Task requirements - Search the material for the word "Diffuse" and copy every line in which it occurs.

▼

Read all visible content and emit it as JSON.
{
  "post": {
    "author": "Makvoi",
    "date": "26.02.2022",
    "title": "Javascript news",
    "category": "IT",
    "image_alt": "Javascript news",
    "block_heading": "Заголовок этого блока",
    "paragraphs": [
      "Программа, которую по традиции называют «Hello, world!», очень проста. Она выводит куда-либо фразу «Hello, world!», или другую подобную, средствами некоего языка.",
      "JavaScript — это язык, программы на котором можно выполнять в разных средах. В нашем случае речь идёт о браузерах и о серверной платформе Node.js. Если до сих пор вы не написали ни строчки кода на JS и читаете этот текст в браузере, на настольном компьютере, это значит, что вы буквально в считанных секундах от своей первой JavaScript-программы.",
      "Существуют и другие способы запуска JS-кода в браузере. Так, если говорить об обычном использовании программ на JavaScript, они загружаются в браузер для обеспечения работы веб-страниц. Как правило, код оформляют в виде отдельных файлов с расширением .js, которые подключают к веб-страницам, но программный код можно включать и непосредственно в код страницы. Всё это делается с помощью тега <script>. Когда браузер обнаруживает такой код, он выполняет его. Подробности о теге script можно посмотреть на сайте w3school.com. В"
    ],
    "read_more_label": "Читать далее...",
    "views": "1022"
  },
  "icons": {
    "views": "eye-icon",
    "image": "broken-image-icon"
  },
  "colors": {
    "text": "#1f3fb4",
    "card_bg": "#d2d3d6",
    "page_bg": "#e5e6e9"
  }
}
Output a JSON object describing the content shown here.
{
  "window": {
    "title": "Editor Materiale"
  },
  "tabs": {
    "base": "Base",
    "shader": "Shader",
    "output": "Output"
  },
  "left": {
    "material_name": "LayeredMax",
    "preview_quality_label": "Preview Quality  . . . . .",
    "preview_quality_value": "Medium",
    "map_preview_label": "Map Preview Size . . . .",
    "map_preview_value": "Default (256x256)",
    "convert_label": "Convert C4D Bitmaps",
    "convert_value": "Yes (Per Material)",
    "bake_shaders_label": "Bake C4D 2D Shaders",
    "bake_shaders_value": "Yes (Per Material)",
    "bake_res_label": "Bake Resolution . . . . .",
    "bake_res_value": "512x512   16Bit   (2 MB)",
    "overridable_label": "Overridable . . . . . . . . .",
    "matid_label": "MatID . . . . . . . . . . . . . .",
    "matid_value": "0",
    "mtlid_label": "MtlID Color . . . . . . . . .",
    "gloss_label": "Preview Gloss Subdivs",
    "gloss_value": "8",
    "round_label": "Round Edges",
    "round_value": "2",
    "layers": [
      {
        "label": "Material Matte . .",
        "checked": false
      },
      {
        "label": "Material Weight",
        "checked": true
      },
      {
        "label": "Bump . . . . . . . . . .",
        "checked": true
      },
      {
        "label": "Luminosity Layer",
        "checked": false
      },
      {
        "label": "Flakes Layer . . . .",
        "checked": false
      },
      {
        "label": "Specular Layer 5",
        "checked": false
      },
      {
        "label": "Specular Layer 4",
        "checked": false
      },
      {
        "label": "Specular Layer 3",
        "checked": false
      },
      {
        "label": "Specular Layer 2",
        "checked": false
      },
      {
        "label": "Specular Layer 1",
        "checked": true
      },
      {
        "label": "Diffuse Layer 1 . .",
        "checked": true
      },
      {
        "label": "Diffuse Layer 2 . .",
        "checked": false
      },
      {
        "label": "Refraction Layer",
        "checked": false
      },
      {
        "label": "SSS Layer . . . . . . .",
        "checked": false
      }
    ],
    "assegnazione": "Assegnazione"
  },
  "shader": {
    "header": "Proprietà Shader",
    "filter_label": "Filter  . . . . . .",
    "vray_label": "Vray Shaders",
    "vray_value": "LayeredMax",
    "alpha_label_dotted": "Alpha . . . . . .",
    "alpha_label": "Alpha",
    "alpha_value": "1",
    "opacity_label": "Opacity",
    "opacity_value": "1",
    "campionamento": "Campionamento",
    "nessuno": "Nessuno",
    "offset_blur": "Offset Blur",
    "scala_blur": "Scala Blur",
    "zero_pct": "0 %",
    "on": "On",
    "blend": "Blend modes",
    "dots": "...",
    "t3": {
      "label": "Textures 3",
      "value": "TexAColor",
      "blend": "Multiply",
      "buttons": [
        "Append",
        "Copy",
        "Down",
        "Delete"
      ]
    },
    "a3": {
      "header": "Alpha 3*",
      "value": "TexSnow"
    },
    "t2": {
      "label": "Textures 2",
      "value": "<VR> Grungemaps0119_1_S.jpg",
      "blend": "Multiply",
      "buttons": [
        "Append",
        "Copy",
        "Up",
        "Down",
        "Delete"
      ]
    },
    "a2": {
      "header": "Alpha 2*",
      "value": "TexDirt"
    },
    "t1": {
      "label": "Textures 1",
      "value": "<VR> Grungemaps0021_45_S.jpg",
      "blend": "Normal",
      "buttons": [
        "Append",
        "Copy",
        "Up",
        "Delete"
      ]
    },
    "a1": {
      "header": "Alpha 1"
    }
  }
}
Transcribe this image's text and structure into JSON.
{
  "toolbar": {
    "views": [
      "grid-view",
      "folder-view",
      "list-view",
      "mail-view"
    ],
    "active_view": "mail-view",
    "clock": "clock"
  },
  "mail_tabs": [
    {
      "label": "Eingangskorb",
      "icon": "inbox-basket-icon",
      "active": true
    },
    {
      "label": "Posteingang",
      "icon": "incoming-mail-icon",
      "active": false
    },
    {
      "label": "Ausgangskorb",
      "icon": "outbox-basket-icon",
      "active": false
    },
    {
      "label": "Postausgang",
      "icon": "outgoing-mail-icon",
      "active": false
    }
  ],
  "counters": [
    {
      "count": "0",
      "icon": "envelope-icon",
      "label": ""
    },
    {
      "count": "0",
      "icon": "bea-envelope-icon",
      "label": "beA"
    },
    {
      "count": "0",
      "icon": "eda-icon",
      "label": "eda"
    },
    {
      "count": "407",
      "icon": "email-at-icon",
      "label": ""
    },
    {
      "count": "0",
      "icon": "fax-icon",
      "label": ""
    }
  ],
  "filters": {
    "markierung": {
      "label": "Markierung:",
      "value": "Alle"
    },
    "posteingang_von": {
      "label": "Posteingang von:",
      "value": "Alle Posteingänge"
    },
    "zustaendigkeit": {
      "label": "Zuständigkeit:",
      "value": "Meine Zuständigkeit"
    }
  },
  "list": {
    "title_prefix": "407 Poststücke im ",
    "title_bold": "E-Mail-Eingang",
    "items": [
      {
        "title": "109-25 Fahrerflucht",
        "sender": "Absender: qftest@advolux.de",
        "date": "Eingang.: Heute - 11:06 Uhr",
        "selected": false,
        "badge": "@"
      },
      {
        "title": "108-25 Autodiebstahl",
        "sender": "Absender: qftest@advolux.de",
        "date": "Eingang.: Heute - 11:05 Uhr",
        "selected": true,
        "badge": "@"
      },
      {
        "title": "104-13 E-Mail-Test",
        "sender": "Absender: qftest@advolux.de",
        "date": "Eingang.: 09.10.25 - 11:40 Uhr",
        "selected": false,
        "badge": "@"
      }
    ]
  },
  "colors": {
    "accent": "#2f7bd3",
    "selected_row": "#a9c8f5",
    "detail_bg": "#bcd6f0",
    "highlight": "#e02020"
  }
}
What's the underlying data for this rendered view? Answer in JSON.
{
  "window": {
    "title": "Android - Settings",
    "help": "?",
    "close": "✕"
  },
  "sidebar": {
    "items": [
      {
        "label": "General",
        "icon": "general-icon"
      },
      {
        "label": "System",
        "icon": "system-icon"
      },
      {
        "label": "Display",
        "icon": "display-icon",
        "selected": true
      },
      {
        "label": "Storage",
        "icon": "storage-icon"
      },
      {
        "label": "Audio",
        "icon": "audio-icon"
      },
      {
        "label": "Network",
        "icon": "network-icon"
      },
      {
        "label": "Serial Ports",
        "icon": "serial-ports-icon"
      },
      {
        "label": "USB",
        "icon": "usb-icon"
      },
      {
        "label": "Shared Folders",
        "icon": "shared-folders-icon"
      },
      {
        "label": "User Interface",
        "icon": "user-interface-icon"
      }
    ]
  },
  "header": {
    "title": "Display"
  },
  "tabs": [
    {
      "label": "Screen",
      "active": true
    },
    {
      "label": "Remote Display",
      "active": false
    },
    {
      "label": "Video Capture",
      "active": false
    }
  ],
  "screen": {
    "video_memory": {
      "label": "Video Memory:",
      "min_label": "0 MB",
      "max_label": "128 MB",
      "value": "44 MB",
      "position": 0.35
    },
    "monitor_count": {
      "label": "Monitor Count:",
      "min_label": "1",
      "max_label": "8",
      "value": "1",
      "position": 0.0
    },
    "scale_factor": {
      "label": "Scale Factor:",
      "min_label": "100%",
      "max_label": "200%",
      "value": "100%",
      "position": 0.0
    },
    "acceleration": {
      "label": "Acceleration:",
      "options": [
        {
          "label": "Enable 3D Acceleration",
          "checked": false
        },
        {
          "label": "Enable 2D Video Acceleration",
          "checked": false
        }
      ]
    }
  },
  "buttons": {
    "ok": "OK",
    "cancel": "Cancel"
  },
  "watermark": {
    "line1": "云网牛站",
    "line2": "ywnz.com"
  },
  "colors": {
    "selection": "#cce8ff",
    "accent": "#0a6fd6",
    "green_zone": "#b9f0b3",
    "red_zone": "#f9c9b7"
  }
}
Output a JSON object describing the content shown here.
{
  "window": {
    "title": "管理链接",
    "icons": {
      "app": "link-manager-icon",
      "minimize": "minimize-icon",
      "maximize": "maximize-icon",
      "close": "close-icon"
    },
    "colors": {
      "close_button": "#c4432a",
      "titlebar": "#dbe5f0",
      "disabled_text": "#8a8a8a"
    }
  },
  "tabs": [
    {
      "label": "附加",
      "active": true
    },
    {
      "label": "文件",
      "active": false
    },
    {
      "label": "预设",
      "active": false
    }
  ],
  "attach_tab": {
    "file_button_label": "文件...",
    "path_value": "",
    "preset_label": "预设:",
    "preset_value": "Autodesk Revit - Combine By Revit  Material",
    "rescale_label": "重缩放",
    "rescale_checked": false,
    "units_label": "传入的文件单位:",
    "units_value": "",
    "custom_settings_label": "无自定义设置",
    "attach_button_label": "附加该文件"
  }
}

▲

Solution to the exercise -
        "label": "Diffuse Layer 1 . .",
        "label": "Diffuse Layer 2 . .",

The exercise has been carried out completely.